My call with Rose Aguilar


By Amanda Witherell


Local KALW "Your Call" radio show host Rose Aguilar has written a fascinating account of her six-month road trip through four “red” states interviewing people about their lives and asking them why they vote the way they do. The book, Red Highways, details her interviews and interactions she meets and reveals Aguilar as the kind of reporter who is drawn to apparent contradictions and keeps her microphone on way past the sound byte responses. She and her boyfriend, Ryan, attend a progressive church in Dallas and dine with a pro-war vegan; interview a Republican turned Democrat because of domestic violence in Mississippi; have a close encounter at a gun show in Oklahoma City; and talk with gay, Republican environmentalists in Montana.

The book was published just before the election and I gave her a call today to get her thoughts on Barack Obama’s win, hear some stories that were left out of the book, and talk about how the media could and should be reporting from the real American perspective.

We’ll be publishing a review of Red Highways in Wednesday’s paper, but in the meantime, Aguilar is reading tonight, November 11, at 7:30 p.m. at the First Congregational Church of Berkeley, 2345 Channing Way. You can find other author events here.


Here are some excerpts of my interview with her:

SFBG: I’m curious, were you surprised by last Tuesday’s election results?

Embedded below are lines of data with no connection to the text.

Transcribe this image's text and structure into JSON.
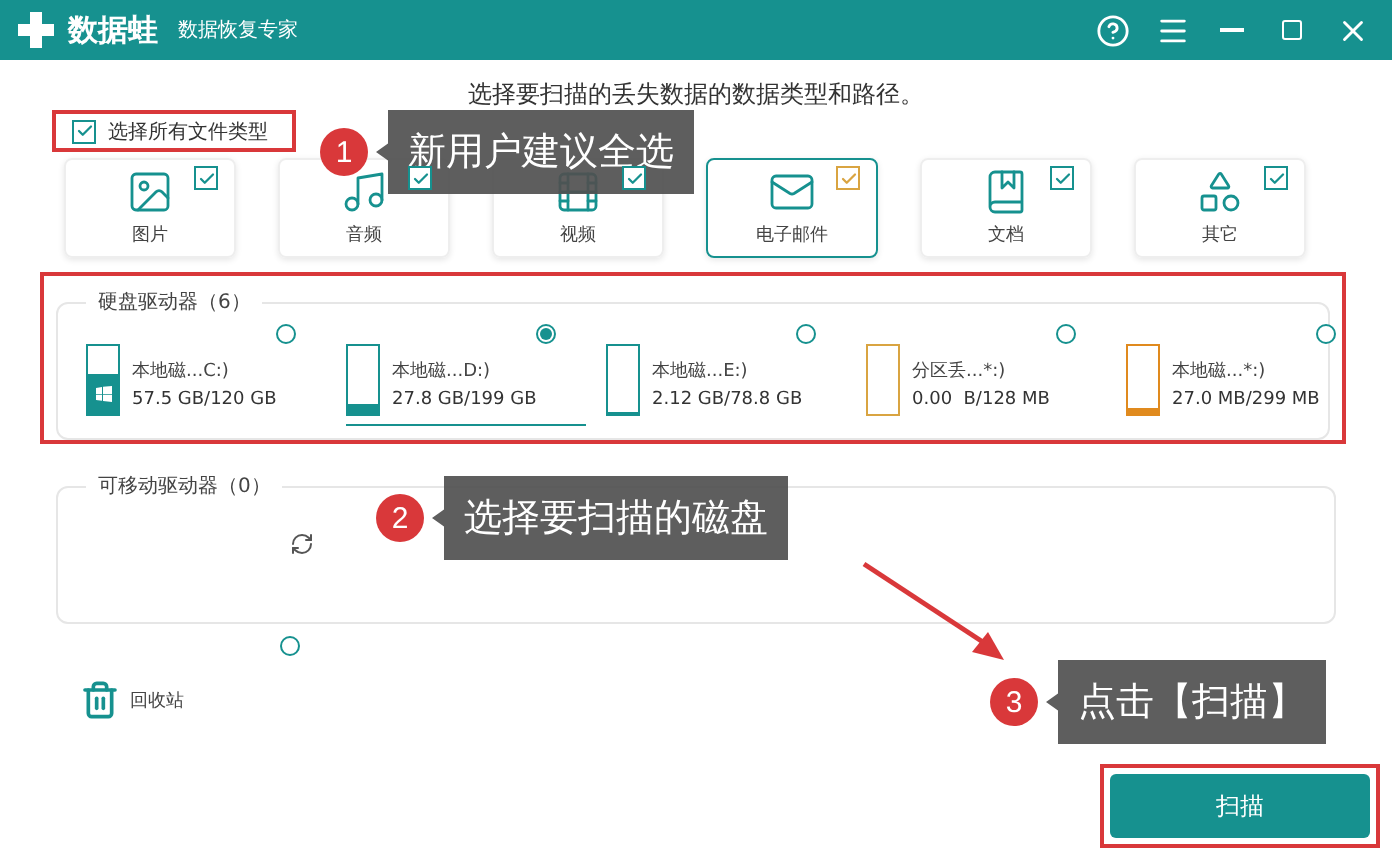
{
  "window": {
    "logo_text": "数据蛙",
    "subtitle": "数据恢复专家"
  },
  "instruction": "选择要扫描的丢失数据的数据类型和路径。",
  "select_all": {
    "label": "选择所有文件类型",
    "checked": true
  },
  "file_types": [
    {
      "kind": "image",
      "label": "图片",
      "checked": true,
      "selected": false
    },
    {
      "kind": "audio",
      "label": "音频",
      "checked": true,
      "selected": false
    },
    {
      "kind": "video",
      "label": "视频",
      "checked": true,
      "selected": false
    },
    {
      "kind": "email",
      "label": "电子邮件",
      "checked": true,
      "selected": true
    },
    {
      "kind": "document",
      "label": "文档",
      "checked": true,
      "selected": false
    },
    {
      "kind": "other",
      "label": "其它",
      "checked": true,
      "selected": false
    }
  ],
  "hard_drives": {
    "title": "硬盘驱动器（6）",
    "drives": [
      {
        "kind": "system",
        "name": "本地磁...C:)",
        "size": "57.5 GB/120 GB",
        "level": 0.6,
        "color": "#16918f",
        "selected": false
      },
      {
        "kind": "disk",
        "name": "本地磁...D:)",
        "size": "27.8 GB/199 GB",
        "level": 0.14,
        "color": "#16918f",
        "selected": true
      },
      {
        "kind": "disk",
        "name": "本地磁...E:)",
        "size": "2.12 GB/78.8 GB",
        "level": 0.03,
        "color": "#16918f",
        "selected": false
      },
      {
        "kind": "disk",
        "name": "分区丢...*:)",
        "size": "0.00  B/128 MB",
        "level": 0,
        "color": "#d9a441",
        "selected": false
      },
      {
        "kind": "disk",
        "name": "本地磁...*:)",
        "size": "27.0 MB/299 MB",
        "level": 0.09,
        "color": "#e08a1e",
        "selected": false
      }
    ]
  },
  "removable": {
    "title": "可移动驱动器（0）"
  },
  "recycle_bin": {
    "label": "回收站",
    "selected": false
  },
  "scan_button": "扫描",
  "annotations": [
    {
      "number": "1",
      "text": "新用户建议全选"
    },
    {
      "number": "2",
      "text": "选择要扫描的磁盘"
    },
    {
      "number": "3",
      "text": "点击【扫描】"
    }
  ]
}
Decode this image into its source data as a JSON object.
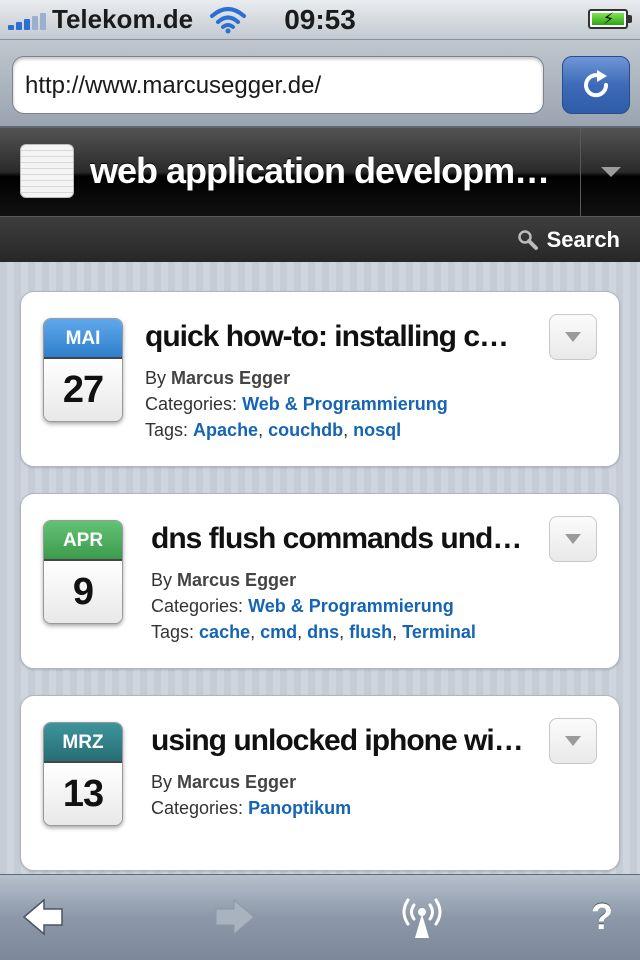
{
  "status_bar": {
    "carrier": "Telekom.de",
    "time": "09:53",
    "signal_icon": "signal-bars-icon",
    "wifi_icon": "wifi-icon",
    "battery_icon": "battery-charging-icon"
  },
  "browser": {
    "url": "http://www.marcusegger.de/",
    "reload_icon": "reload-icon"
  },
  "site": {
    "title": "web application developm…",
    "search_label": "Search"
  },
  "posts": [
    {
      "month": "MAI",
      "day": "27",
      "month_color": "#3e8fd8",
      "title": "quick how-to: installing cou…",
      "by_label": "By",
      "author": "Marcus Egger",
      "categories_label": "Categories:",
      "categories": [
        "Web & Programmierung"
      ],
      "tags_label": "Tags:",
      "tags": [
        "Apache",
        "couchdb",
        "nosql"
      ]
    },
    {
      "month": "APR",
      "day": "9",
      "month_color": "#4aa85a",
      "title": "dns flush commands under …",
      "by_label": "By",
      "author": "Marcus Egger",
      "categories_label": "Categories:",
      "categories": [
        "Web & Programmierung"
      ],
      "tags_label": "Tags:",
      "tags": [
        "cache",
        "cmd",
        "dns",
        "flush",
        "Terminal"
      ]
    },
    {
      "month": "MRZ",
      "day": "13",
      "month_color": "#2e7f87",
      "title": "using unlocked iphone with …",
      "by_label": "By",
      "author": "Marcus Egger",
      "categories_label": "Categories:",
      "categories": [
        "Panoptikum"
      ],
      "tags_label": "",
      "tags": []
    }
  ],
  "toolbar": {
    "back_icon": "back-arrow-icon",
    "forward_icon": "forward-arrow-icon",
    "broadcast_icon": "broadcast-icon",
    "help_label": "?"
  }
}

ROSE AGUILAR: Not at all. I knew that if the votes were counted I knew that Obama would win. I actually thought the victory would be larger because based on the people that I met on my roadtrip they’re hungry for someone to talk to them and they felt like nobody was talking to them. Yes, Obama has his faults, but if McCain had aired a 30 minute infomercial and raised as much money as Obama the left would have been up in arms but they really didn’t say anything because its Obama and they wanted him to do whatever he needed to do to win.

But it wasn’t surprising to me at all. Especially when the national reporters on television would say the red states are going blue. It just proves my point that if they would get out of their bubbles and go to these places and interview people I don’t think they would have been so shocked by it.

SFBG: Why do you think the media doesn’t do that kind of storytelling?

AGUILAR: Because they’re lazy.

SFBG: It’s too much work?

AGUILAR: Yeah! I spent a week in New York doing outreach for my book and not one person actually read the book.

SFBG: What? The people interviewing you hadn’t read the book.

AGUILAR: Exactly. It’s been so fascinating to be on the other side of the microphone. I think I might write an article about it….

I think that the DC and New York reporters are in such a bubble. They’re so disconnected from reality. Even in this election I loved watching the town halls or I loved watching when Obama went to a city in the south and all these different kinds of people were behind him, all these different colors and ethnicities. I was always just waiting for those faces to be on tv and I never saw them. They don’t interview real people. It’s just about them. They have ten pundits available for the election but why not go to the south and find a 65 or 75-year-old man who for the first time in his life is voting. Or find a Republican who is voting for Obama, or find a young person who is voting for the first time.

SFBG: I feel like when the media gets criticized they say we’re doing what the people want, we’re responding to our ratings.

AGUILAR: I hear that a lot. Even on Friday we have a media roundtable where we have on an alternative, mainstream and international journalist and I always ask the reporter why does Iraq get so little coverage, why is it only getting 3 percent of the newspapers? They say because people don’t care anymore.

But when I introduced myself on the roadtrip I said I’m a journalist from San Francisco and I’m traveling around the country to interview people about issues they care about. Frankly, I’m so tired of medial coverage focusing on Britney Spears and OJ Simpson and all this entertainment.

And every single person from all walks of life, from all sides of the political spectrum said Oh yeah, I’m so sick of it. It’s insulting. They said they want substance. They said that they never see themselves, really, on television. And some people I met said I’m so tired of the media and so tired of corporate money in politics that I’m not going to vote anymore….The conversation has become so shallow and I’m hoping that with Obama – it struck me when I watched his press conference that he’s so articulate and intelligent – and I hope now that the public comes to expect nothing less from their leaders. I hope that they want more from the dialogue that we get on tv. When you think about the fact that Charlie Gibson asked Obama why he doesn’t wear a flag lapel pin at the debate. That’s when I thought we’ve reached such new lows. This is pathetic….

A lot of the poor people I met, they rely on television for their news. They don’t own computers. So many of us forget that a lot of people in this country are poor, they don’t have computers, they don’t know what a blog is. They said look, we get our news from the television or from our local paper.

And they’re very well informed. It was amazing to me. Whenever I would ask someone who was poor where they get their news they would say, it doesn’t take a rocket scientist to know what’s going on. I feel their policies. I haven’t had my wages raised in ten years. My kid goes to a crappy school. My partner just lost his job or her job. We don’t have healthcare. We don’t need to read to know these things. And I thought here I am in my progressive bubble, online until 2 in the morning, reading about how people are treated and these people feel these policies.